The "experience versus playing ability" difference is slim at times, especially for defensemen. But for GMs and armchair GMs around the world, I think it's an important one to make. Next time you're looking at potential trade targets, keep in mind that a good rookie 6D would be a better fit than Chris Chelios, for example, or that signing Ray Emery would not help the Caps in any way, shape, or form, as he's not better than either Caps goalie (unless you factor in Varlamov's injury history).
The only sort of experience we need be looking to add to the Caps' roster, in my opinion, is Stanley Cup Finals while having played tough minutes (a shutdown role). Anything else is nice, but not important enough to warrant a roster change on its own. In other words, don't even bother with the "games played" numbers. The Caps could use some better players, plain and simple.
As for leadership...Mike Green, Brooks Laich, Alex Ovechkin, Nicklas Backstrom, and heck, even Alexander Semin look to bring different elements of leadership to the team. Semin brings playing out of his comfort zone when necessary, Backstrom and Laich two-way committed play, and Green now looks like a guy committed to improving his game. Ovechkin, of course, is a guy who (once he starts) plays all-out, high "rpm" all the time, fearless and dominant.
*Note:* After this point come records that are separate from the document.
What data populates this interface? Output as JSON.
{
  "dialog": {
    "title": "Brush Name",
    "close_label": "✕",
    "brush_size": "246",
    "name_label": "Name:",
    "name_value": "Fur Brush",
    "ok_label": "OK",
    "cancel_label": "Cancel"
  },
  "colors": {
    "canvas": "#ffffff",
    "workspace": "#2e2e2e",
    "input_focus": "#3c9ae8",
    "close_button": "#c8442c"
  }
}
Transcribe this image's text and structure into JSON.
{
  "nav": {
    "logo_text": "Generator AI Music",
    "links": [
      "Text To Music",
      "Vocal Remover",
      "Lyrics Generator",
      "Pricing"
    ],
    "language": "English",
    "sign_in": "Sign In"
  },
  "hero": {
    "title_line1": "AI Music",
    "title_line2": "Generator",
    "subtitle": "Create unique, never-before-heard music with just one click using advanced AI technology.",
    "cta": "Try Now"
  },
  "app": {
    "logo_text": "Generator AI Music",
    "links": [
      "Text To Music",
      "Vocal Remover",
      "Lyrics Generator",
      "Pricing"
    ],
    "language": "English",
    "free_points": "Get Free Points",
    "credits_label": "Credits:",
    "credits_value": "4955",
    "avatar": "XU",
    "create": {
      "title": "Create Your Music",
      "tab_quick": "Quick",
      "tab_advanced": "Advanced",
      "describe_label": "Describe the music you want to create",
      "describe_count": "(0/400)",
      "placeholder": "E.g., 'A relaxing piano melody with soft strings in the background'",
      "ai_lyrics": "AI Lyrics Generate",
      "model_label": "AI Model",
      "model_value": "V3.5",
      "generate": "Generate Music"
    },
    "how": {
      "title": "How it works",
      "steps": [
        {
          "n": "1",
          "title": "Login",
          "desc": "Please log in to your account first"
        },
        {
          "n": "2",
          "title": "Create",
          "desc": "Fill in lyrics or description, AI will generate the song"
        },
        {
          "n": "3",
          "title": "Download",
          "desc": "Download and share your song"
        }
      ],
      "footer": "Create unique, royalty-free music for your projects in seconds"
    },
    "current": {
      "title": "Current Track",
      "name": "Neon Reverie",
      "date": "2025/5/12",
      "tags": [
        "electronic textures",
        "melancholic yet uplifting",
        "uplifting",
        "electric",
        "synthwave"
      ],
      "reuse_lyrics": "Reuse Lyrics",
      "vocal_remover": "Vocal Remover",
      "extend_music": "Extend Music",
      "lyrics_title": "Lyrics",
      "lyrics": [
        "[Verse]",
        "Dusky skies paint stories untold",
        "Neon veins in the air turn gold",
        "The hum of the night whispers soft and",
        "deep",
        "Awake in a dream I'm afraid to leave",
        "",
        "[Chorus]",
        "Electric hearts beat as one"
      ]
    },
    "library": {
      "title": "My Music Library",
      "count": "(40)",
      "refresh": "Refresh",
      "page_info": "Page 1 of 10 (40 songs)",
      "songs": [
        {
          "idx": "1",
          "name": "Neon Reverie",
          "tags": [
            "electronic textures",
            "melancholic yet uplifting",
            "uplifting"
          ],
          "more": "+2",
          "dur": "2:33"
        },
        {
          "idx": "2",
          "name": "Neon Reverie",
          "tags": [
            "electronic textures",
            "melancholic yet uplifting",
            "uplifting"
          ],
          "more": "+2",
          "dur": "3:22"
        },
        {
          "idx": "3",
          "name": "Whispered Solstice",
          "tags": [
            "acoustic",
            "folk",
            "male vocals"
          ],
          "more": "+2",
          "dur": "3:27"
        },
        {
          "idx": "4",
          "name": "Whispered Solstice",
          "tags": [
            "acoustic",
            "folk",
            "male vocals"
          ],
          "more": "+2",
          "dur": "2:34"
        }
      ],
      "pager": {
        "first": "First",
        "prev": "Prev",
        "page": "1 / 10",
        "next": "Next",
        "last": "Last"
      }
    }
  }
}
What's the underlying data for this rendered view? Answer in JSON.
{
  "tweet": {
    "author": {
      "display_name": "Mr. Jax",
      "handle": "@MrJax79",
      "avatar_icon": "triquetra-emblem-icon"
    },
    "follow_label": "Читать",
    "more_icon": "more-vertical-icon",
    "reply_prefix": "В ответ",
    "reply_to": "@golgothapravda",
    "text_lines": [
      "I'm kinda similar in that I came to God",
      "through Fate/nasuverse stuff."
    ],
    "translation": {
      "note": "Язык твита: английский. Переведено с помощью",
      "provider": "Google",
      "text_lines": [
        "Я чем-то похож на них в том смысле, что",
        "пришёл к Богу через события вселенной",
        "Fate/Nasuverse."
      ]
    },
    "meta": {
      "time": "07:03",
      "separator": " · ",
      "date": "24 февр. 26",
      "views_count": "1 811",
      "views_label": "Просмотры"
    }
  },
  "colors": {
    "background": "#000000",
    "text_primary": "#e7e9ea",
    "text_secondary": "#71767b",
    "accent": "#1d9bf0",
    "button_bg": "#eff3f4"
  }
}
I'm not nervous about this team at all. They're full of young leaders. They're ready.